Exercise details: Your response should contain each line of the data that includes "username".

Exercise inputs:
━━━━━━━━━━━━━━━━━━━━━━━━━━━━━━

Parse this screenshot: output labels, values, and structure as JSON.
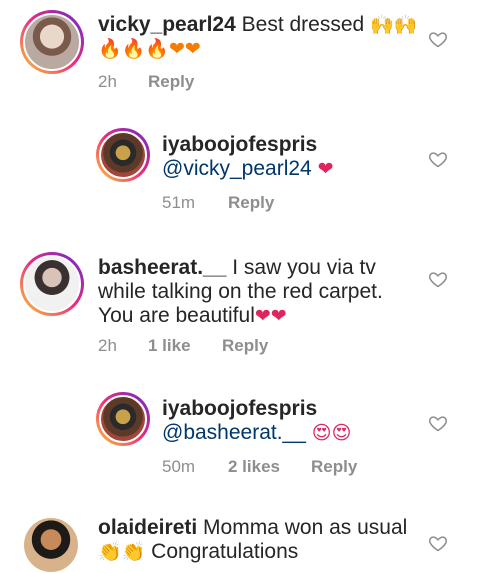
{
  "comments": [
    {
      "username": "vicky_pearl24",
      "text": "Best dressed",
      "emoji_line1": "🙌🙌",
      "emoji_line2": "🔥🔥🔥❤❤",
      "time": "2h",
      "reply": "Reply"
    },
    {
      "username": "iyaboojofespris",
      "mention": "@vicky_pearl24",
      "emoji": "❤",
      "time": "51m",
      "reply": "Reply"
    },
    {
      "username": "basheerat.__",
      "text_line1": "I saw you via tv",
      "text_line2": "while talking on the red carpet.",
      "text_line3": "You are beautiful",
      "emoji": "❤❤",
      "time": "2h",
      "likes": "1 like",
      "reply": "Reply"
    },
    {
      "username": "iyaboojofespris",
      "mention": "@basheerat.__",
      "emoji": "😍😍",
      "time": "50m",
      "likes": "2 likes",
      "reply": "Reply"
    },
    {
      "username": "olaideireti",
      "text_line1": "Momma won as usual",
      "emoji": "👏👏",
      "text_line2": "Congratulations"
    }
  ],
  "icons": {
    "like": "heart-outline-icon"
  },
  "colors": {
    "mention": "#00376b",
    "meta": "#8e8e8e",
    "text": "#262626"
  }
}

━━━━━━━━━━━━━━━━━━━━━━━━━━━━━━

Result of this task:
      "username": "vicky_pearl24",
      "username": "iyaboojofespris",
      "username": "basheerat.__",
      "username": "iyaboojofespris",
      "username": "olaideireti",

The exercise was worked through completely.